Start of DATA FOR PROCESSING

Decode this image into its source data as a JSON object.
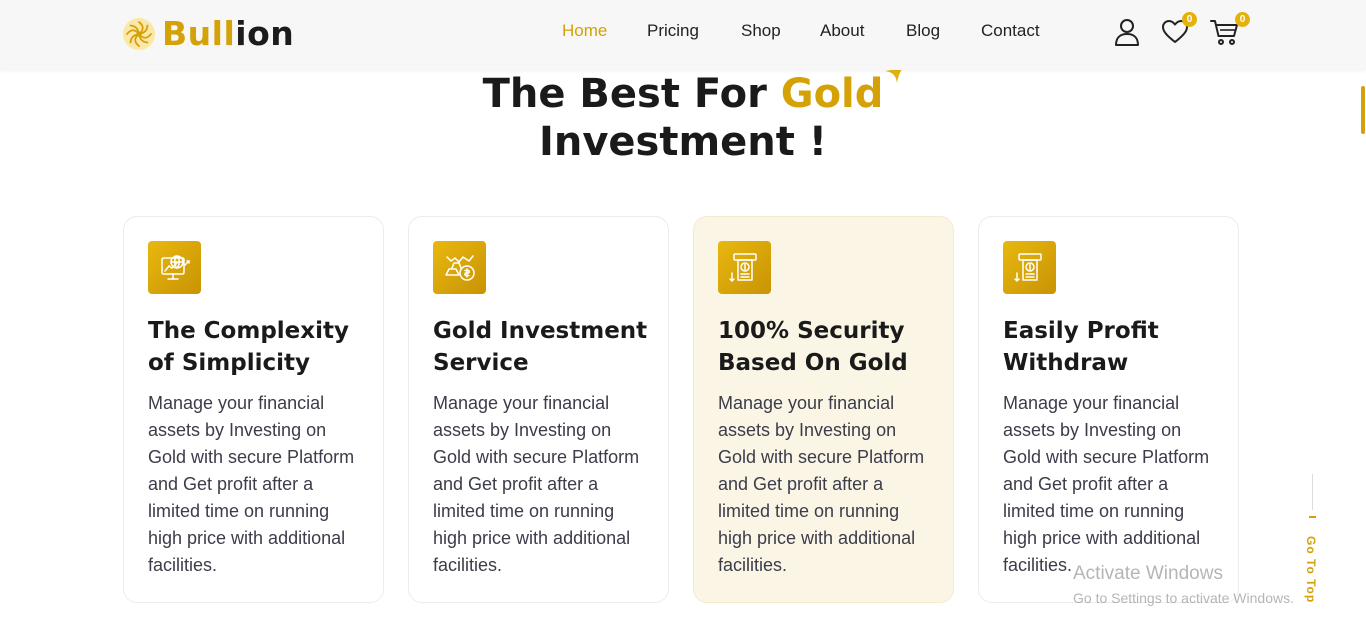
{
  "brand": {
    "name_part1": "Bull",
    "name_part2": "ion",
    "logo_icon": "sun-swirl-logo-icon"
  },
  "nav": {
    "items": [
      {
        "label": "Home",
        "active": true
      },
      {
        "label": "Pricing",
        "active": false
      },
      {
        "label": "Shop",
        "active": false
      },
      {
        "label": "About",
        "active": false
      },
      {
        "label": "Blog",
        "active": false
      },
      {
        "label": "Contact",
        "active": false
      }
    ]
  },
  "header_icons": {
    "user": "user-icon",
    "wishlist": "heart-icon",
    "wishlist_count": "0",
    "cart": "cart-icon",
    "cart_count": "0"
  },
  "hero": {
    "title_part1": "The Best For ",
    "title_highlight": "Gold",
    "title_part2": "Investment !"
  },
  "cards": [
    {
      "title": "The Complexity of Simplicity",
      "description": "Manage your financial assets by Investing on Gold with secure Platform and Get profit after a limited time on running high price with additional facilities.",
      "icon": "globe-chart-icon",
      "highlighted": false
    },
    {
      "title": "Gold Investment Service",
      "description": "Manage your financial assets by Investing on Gold with secure Platform and Get profit after a limited time on running high price with additional facilities.",
      "icon": "gold-bars-coin-icon",
      "highlighted": false
    },
    {
      "title": "100% Security Based On Gold",
      "description": "Manage your financial assets by Investing on Gold with secure Platform and Get profit after a limited time on running high price with additional facilities.",
      "icon": "atm-withdraw-icon",
      "highlighted": true
    },
    {
      "title": "Easily Profit Withdraw",
      "description": "Manage your financial assets by Investing on Gold with secure Platform and Get profit after a limited time on running high price with additional facilities.",
      "icon": "atm-withdraw-icon",
      "highlighted": false
    }
  ],
  "go_top": {
    "label": "Go To Top"
  },
  "watermark": {
    "line1": "Activate Windows",
    "line2": "Go to Settings to activate Windows."
  },
  "colors": {
    "accent": "#d4a106",
    "highlight_card_bg": "#fbf5e6",
    "text": "#1a1a1a"
  }
}
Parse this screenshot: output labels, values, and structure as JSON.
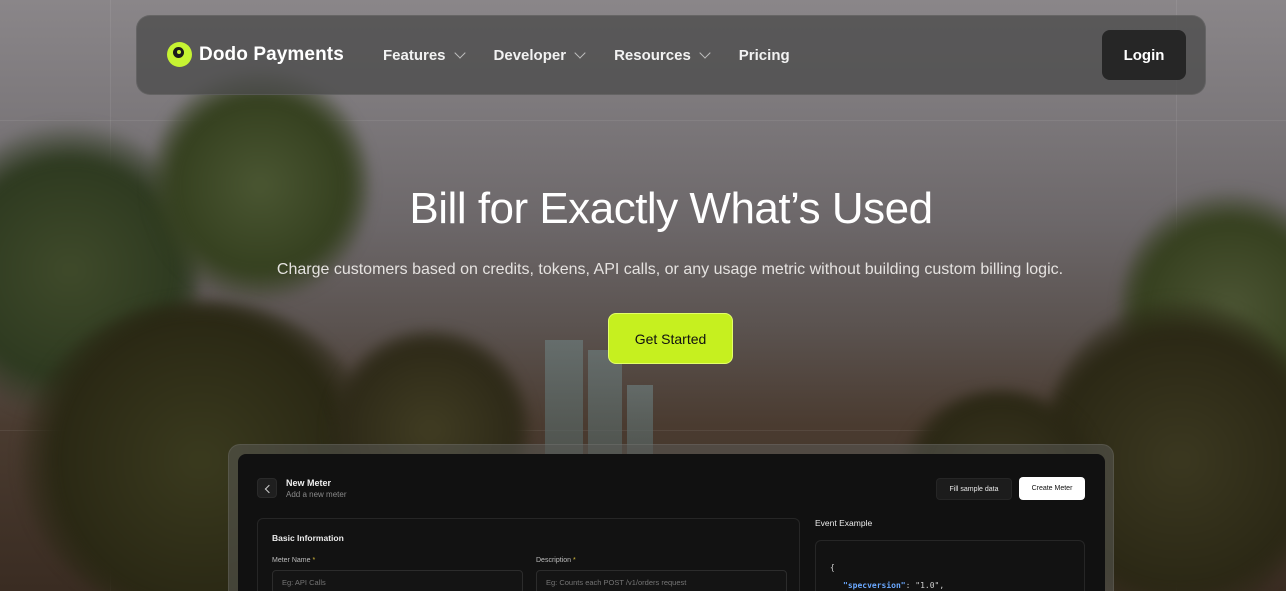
{
  "brand": {
    "name": "Dodo Payments",
    "icon": "dodo-logo-icon",
    "accent": "#c6f01f"
  },
  "nav": {
    "items": [
      {
        "label": "Features",
        "has_dropdown": true
      },
      {
        "label": "Developer",
        "has_dropdown": true
      },
      {
        "label": "Resources",
        "has_dropdown": true
      },
      {
        "label": "Pricing",
        "has_dropdown": false
      }
    ],
    "login_label": "Login"
  },
  "hero": {
    "title": "Bill for Exactly What’s Used",
    "subtitle": "Charge customers based on credits, tokens, API calls, or any usage metric without building custom billing logic.",
    "cta_label": "Get Started"
  },
  "preview": {
    "page_title": "New Meter",
    "page_subtitle": "Add a new meter",
    "fill_sample_label": "Fill sample data",
    "create_label": "Create Meter",
    "section_title": "Basic Information",
    "fields": [
      {
        "label": "Meter Name",
        "required_mark": "*",
        "placeholder": "Eg: API Calls"
      },
      {
        "label": "Description",
        "required_mark": "*",
        "placeholder": "Eg: Counts each POST /v1/orders request"
      }
    ],
    "event_example_label": "Event Example",
    "code": {
      "open_brace": "{",
      "key": "\"specversion\"",
      "rest": ": \"1.0\","
    }
  }
}
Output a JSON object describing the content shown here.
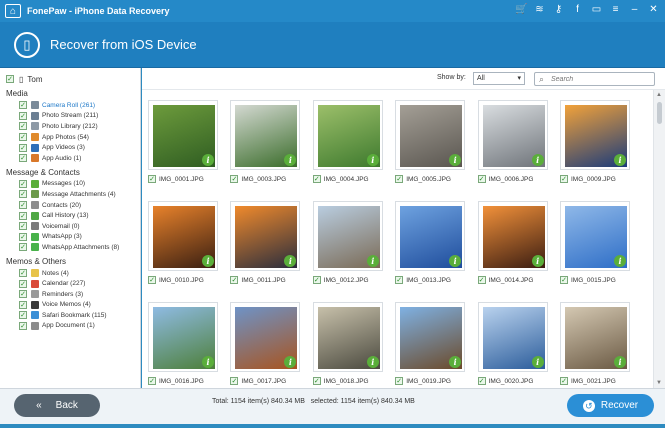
{
  "window": {
    "title": "FonePaw - iPhone Data Recovery",
    "icons": [
      "cart-icon",
      "wifi-icon",
      "key-icon",
      "facebook-icon",
      "chat-icon",
      "menu-icon",
      "minimize-icon",
      "close-icon"
    ]
  },
  "header": {
    "title": "Recover from iOS Device"
  },
  "sidebar": {
    "device": "Tom",
    "sections": [
      {
        "title": "Media",
        "items": [
          {
            "label": "Camera Roll (261)",
            "icon": "camera-icon",
            "color": "#7a8a99",
            "active": true
          },
          {
            "label": "Photo Stream (211)",
            "icon": "photo-stream-icon",
            "color": "#6b7f93"
          },
          {
            "label": "Photo Library (212)",
            "icon": "photo-library-icon",
            "color": "#8e9aa6"
          },
          {
            "label": "App Photos (54)",
            "icon": "app-photos-icon",
            "color": "#e08a2c"
          },
          {
            "label": "App Videos (3)",
            "icon": "app-videos-icon",
            "color": "#2f6fb8"
          },
          {
            "label": "App Audio (1)",
            "icon": "app-audio-icon",
            "color": "#d9782a"
          }
        ]
      },
      {
        "title": "Message & Contacts",
        "items": [
          {
            "label": "Messages (10)",
            "icon": "messages-icon",
            "color": "#5aae3a"
          },
          {
            "label": "Message Attachments (4)",
            "icon": "attachment-icon",
            "color": "#6c9a4a"
          },
          {
            "label": "Contacts (20)",
            "icon": "contacts-icon",
            "color": "#8d8d8d"
          },
          {
            "label": "Call History (13)",
            "icon": "call-history-icon",
            "color": "#4fa844"
          },
          {
            "label": "Voicemail (0)",
            "icon": "voicemail-icon",
            "color": "#7b7b7b"
          },
          {
            "label": "WhatsApp (3)",
            "icon": "whatsapp-icon",
            "color": "#48b24a"
          },
          {
            "label": "WhatsApp Attachments (8)",
            "icon": "whatsapp-attachments-icon",
            "color": "#48b24a"
          }
        ]
      },
      {
        "title": "Memos & Others",
        "items": [
          {
            "label": "Notes (4)",
            "icon": "notes-icon",
            "color": "#e7c34a"
          },
          {
            "label": "Calendar (227)",
            "icon": "calendar-icon",
            "color": "#d94a3a"
          },
          {
            "label": "Reminders (3)",
            "icon": "reminders-icon",
            "color": "#9a9a9a"
          },
          {
            "label": "Voice Memos (4)",
            "icon": "voice-memos-icon",
            "color": "#3a3a3a"
          },
          {
            "label": "Safari Bookmark (115)",
            "icon": "safari-icon",
            "color": "#3b8fd6"
          },
          {
            "label": "App Document (1)",
            "icon": "app-document-icon",
            "color": "#8c8c8c"
          }
        ]
      }
    ]
  },
  "toolbar": {
    "show_by_label": "Show by:",
    "show_by_value": "All",
    "search_placeholder": "Search"
  },
  "gallery": {
    "photos": [
      {
        "name": "IMG_0001.JPG",
        "colors": [
          "#2f5d22",
          "#6d9b3c"
        ]
      },
      {
        "name": "IMG_0003.JPG",
        "colors": [
          "#3b6d2b",
          "#d4d9d2"
        ]
      },
      {
        "name": "IMG_0004.JPG",
        "colors": [
          "#3e7a2e",
          "#9cbf6a"
        ]
      },
      {
        "name": "IMG_0005.JPG",
        "colors": [
          "#5a5650",
          "#a49f96"
        ]
      },
      {
        "name": "IMG_0006.JPG",
        "colors": [
          "#6f747a",
          "#d9dde0"
        ]
      },
      {
        "name": "IMG_0009.JPG",
        "colors": [
          "#1b3b7a",
          "#f2a23a"
        ]
      },
      {
        "name": "IMG_0010.JPG",
        "colors": [
          "#3a1f12",
          "#e8822b"
        ]
      },
      {
        "name": "IMG_0011.JPG",
        "colors": [
          "#2a2d3d",
          "#f08a2c"
        ]
      },
      {
        "name": "IMG_0012.JPG",
        "colors": [
          "#7a6a55",
          "#b9cde0"
        ]
      },
      {
        "name": "IMG_0013.JPG",
        "colors": [
          "#1f4d9c",
          "#6ea2e0"
        ]
      },
      {
        "name": "IMG_0014.JPG",
        "colors": [
          "#3b1d12",
          "#f2913a"
        ]
      },
      {
        "name": "IMG_0015.JPG",
        "colors": [
          "#2e6ec7",
          "#8fb8e8"
        ]
      },
      {
        "name": "IMG_0016.JPG",
        "colors": [
          "#4d7f3a",
          "#8fbbe3"
        ]
      },
      {
        "name": "IMG_0017.JPG",
        "colors": [
          "#a8541f",
          "#6e93c7"
        ]
      },
      {
        "name": "IMG_0018.JPG",
        "colors": [
          "#4b4a3f",
          "#c7c0aa"
        ]
      },
      {
        "name": "IMG_0019.JPG",
        "colors": [
          "#6b4a2a",
          "#7fb1e3"
        ]
      },
      {
        "name": "IMG_0020.JPG",
        "colors": [
          "#2c5d9b",
          "#b9d2ee"
        ]
      },
      {
        "name": "IMG_0021.JPG",
        "colors": [
          "#6b5a44",
          "#d4c8b2"
        ]
      }
    ]
  },
  "footer": {
    "back_label": "Back",
    "total_text": "Total: 1154 item(s) 840.34 MB",
    "selected_text": "selected: 1154 item(s) 840.34 MB",
    "recover_label": "Recover"
  }
}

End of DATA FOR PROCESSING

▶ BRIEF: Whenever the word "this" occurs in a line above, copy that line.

▶ RESPONSE BELOW:
Decode this image into its source data as a JSON object.
Parse this screenshot: output labels, values, and structure as JSON.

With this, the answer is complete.